*** Opening of SUPPLIED INFORMATION ***

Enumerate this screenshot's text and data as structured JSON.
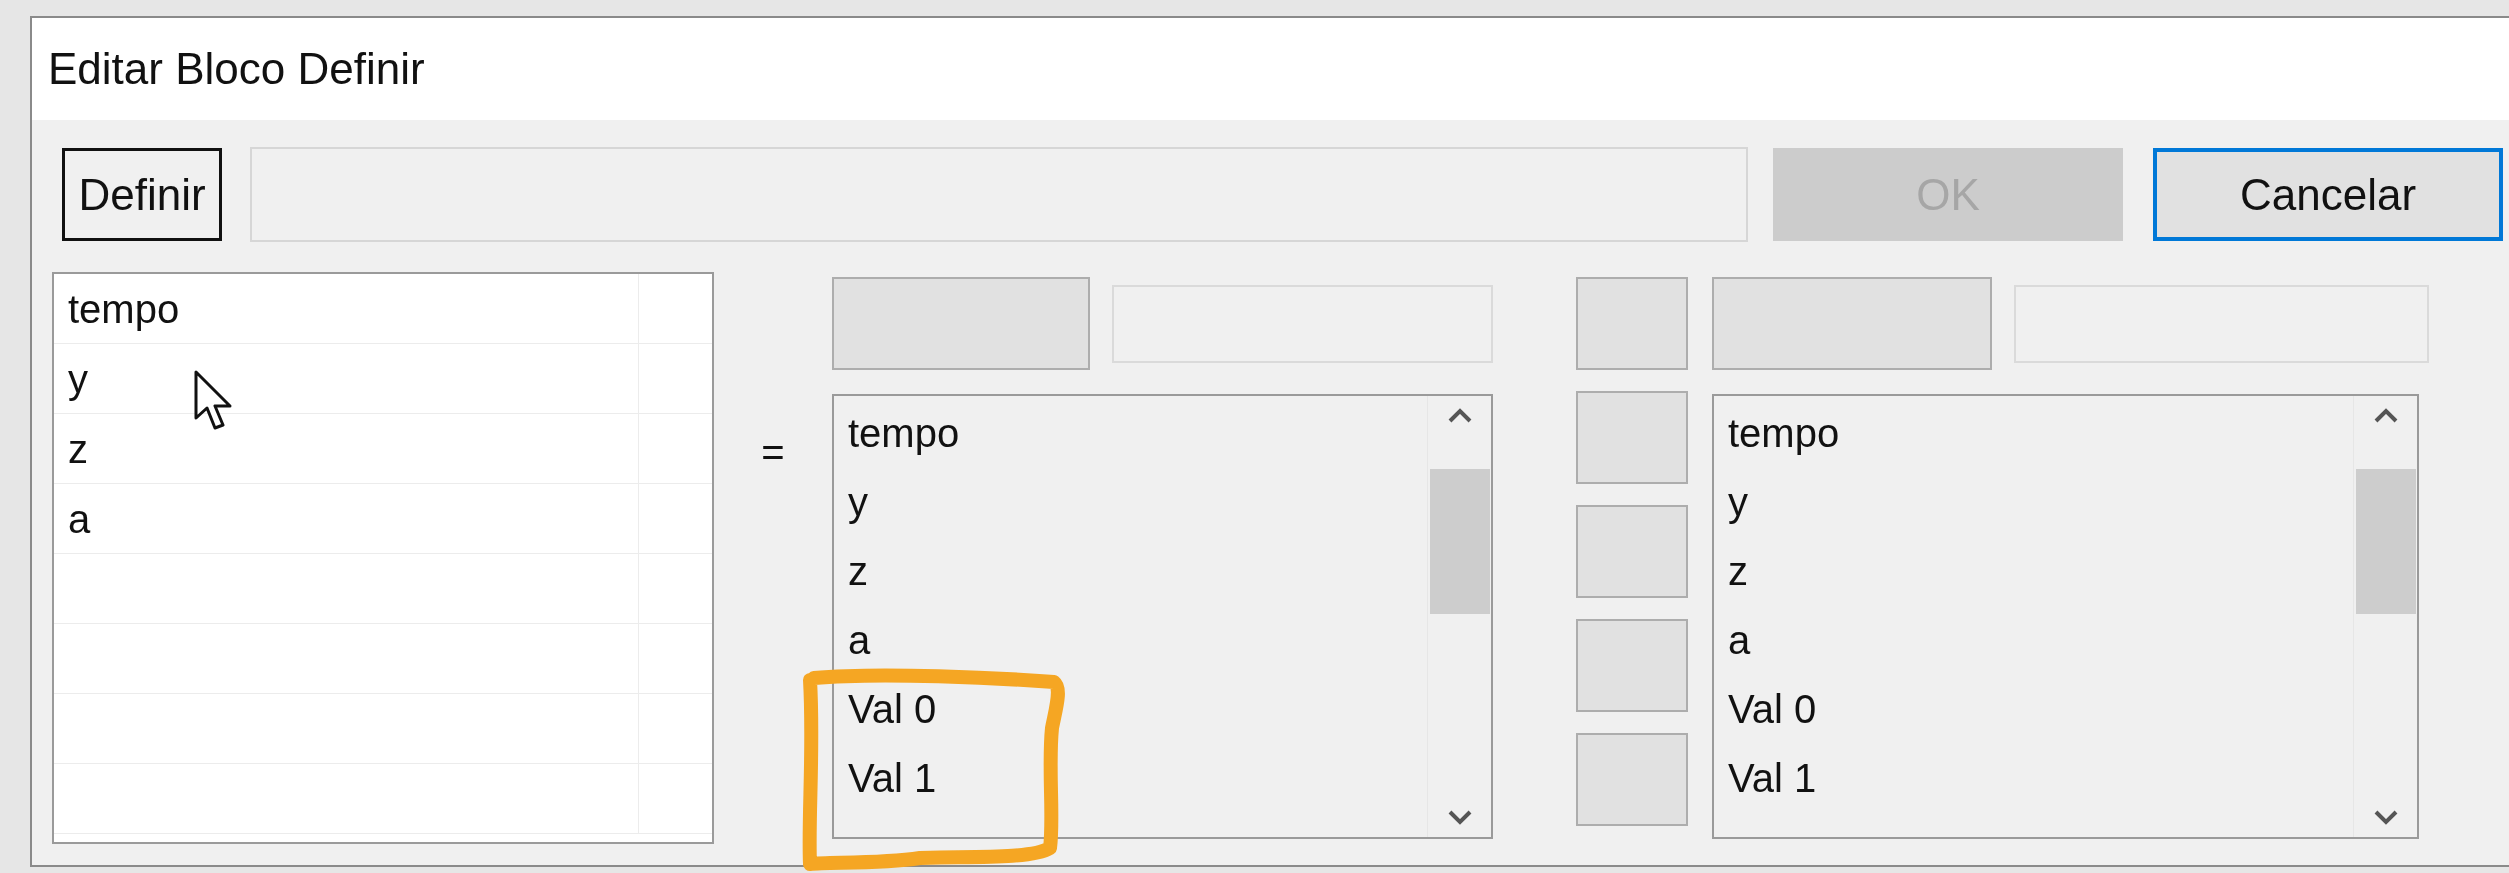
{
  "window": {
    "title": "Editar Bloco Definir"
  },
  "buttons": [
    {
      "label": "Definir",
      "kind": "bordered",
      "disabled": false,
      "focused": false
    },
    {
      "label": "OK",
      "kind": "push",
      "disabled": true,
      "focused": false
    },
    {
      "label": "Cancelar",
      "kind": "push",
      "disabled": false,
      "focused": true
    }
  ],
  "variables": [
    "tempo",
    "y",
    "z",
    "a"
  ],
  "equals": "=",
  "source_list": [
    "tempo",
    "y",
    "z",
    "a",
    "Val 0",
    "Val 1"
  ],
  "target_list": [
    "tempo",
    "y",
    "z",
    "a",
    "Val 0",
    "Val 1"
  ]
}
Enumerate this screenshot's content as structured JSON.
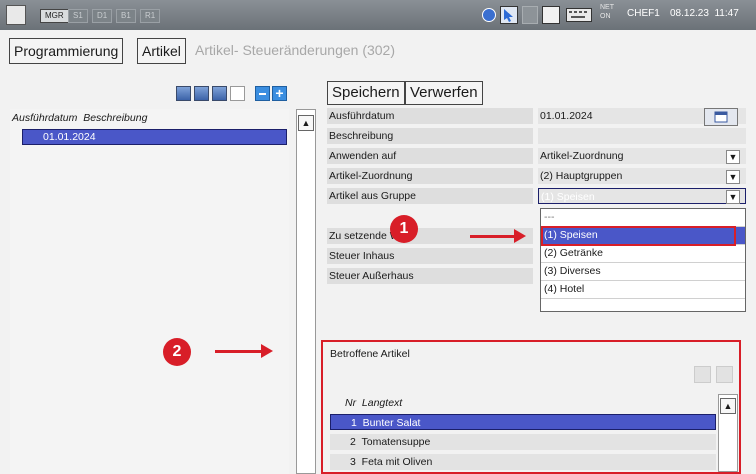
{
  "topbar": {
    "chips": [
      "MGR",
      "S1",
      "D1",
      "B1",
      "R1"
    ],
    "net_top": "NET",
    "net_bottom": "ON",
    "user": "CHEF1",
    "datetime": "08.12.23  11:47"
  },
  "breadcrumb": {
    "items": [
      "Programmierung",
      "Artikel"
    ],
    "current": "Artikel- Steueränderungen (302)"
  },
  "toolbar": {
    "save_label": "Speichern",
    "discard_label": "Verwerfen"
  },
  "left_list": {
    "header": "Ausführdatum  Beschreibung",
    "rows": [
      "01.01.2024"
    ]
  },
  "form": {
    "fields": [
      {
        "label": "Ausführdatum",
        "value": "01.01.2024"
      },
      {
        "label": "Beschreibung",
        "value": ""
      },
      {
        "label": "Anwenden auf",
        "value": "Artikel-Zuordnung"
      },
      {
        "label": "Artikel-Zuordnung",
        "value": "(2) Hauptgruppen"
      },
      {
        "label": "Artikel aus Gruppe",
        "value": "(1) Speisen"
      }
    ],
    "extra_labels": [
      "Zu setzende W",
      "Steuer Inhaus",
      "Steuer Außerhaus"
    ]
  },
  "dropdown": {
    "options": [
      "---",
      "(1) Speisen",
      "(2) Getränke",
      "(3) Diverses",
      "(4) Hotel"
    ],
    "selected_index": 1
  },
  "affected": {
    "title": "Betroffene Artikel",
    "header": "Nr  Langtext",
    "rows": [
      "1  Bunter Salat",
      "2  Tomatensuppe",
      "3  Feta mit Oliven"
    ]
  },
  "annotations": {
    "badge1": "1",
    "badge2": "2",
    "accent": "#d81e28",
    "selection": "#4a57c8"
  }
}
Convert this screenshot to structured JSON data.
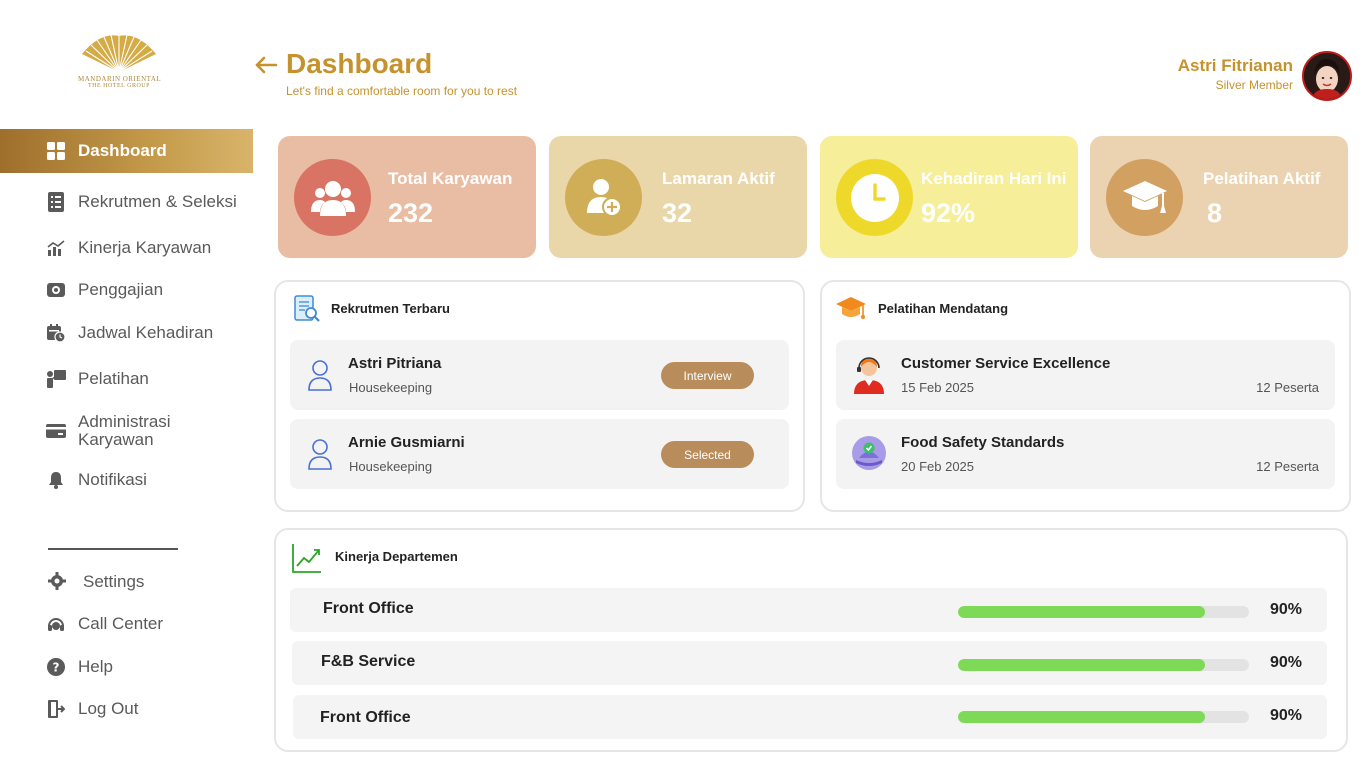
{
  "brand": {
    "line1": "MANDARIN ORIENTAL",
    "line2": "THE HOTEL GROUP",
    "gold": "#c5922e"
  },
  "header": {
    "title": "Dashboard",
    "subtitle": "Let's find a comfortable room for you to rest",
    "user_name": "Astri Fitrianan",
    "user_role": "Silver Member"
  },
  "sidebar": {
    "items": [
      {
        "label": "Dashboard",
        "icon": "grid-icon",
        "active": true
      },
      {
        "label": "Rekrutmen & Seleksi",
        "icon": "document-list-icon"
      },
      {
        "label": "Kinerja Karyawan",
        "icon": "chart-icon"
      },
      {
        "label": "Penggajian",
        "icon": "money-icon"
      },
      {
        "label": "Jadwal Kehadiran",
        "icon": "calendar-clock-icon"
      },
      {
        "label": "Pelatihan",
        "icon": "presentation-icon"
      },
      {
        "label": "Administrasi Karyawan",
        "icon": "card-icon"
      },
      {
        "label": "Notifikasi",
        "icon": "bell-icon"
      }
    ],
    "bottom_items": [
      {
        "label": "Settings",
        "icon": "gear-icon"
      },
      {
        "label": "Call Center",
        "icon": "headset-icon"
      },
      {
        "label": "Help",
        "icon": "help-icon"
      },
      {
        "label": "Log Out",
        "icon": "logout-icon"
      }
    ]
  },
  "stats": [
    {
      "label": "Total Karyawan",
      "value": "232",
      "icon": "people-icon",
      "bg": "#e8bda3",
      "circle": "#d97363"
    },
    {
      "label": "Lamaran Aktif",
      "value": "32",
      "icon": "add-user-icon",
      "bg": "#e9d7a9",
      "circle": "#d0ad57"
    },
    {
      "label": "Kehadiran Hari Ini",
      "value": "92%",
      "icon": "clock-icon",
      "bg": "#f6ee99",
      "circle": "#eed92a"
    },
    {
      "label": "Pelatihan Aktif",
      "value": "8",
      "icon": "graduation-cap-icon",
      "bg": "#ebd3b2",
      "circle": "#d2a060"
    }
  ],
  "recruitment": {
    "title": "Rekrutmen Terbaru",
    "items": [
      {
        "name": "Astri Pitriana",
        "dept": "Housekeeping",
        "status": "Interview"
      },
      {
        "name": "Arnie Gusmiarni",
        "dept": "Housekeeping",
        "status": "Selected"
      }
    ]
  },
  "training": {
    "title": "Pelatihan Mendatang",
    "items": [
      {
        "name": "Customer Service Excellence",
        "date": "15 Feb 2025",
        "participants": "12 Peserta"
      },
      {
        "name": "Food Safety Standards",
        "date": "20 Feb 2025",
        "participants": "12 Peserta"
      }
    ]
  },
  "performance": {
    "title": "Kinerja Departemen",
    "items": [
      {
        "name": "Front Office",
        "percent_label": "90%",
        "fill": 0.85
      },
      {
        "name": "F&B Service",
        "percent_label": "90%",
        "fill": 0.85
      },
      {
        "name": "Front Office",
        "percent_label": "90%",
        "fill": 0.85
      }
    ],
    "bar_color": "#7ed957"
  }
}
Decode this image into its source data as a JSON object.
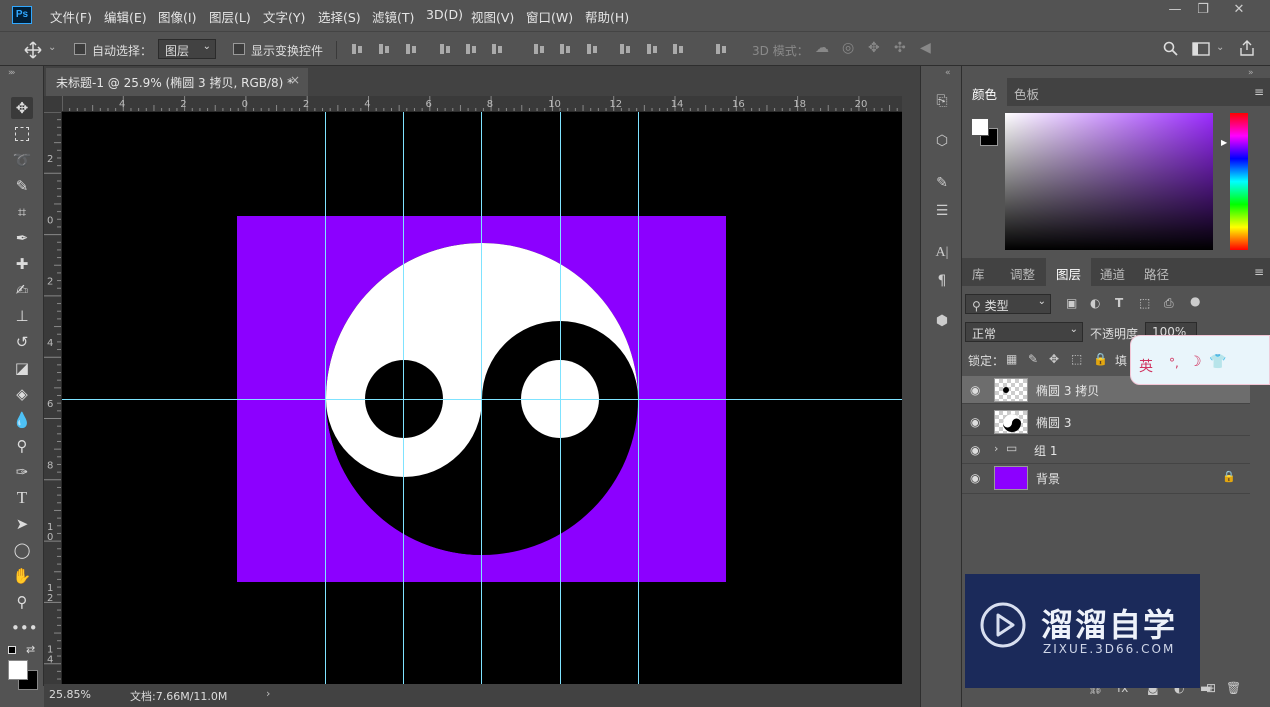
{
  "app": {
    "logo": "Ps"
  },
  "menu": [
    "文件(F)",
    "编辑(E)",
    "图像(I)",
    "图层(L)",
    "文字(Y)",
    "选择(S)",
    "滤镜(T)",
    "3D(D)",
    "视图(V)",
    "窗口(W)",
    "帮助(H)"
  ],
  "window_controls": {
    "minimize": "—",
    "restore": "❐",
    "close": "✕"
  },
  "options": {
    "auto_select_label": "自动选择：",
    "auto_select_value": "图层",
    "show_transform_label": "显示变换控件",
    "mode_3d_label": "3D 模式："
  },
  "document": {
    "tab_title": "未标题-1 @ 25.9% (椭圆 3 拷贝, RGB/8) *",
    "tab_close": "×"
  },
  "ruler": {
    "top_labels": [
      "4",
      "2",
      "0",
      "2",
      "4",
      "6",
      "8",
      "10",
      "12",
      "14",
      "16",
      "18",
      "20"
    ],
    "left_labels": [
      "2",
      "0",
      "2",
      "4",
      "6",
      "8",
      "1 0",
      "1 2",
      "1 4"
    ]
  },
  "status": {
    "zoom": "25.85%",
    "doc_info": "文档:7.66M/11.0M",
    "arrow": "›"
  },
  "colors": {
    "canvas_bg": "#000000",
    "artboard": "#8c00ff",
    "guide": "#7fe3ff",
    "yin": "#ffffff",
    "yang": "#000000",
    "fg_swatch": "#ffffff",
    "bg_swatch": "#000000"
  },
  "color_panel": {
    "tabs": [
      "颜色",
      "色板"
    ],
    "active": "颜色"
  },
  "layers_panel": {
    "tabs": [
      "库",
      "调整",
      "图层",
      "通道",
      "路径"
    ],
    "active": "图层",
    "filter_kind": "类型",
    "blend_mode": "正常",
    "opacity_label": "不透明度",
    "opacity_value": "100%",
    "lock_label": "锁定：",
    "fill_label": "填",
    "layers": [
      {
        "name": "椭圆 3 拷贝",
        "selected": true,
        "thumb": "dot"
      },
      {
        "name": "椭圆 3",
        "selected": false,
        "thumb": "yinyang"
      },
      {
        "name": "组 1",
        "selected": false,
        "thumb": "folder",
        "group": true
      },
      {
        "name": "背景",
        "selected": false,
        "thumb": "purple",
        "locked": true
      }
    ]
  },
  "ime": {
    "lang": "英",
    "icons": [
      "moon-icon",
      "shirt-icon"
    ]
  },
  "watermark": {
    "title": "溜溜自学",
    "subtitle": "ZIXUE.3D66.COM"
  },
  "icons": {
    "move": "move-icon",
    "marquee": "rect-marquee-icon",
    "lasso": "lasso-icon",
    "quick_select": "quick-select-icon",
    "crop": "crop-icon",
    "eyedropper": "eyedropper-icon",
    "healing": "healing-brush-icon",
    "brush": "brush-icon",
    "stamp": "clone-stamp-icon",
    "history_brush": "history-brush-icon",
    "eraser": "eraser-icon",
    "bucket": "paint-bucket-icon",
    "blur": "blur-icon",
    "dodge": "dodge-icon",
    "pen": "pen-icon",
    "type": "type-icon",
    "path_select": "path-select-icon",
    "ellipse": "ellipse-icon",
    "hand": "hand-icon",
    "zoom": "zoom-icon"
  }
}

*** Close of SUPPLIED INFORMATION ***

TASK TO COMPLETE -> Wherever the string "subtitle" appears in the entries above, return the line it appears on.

ANSWER ->
    "subtitle": "Let's find a comfortable room for you to rest",
    "subtitle": "ZIXUE.3D66.COM"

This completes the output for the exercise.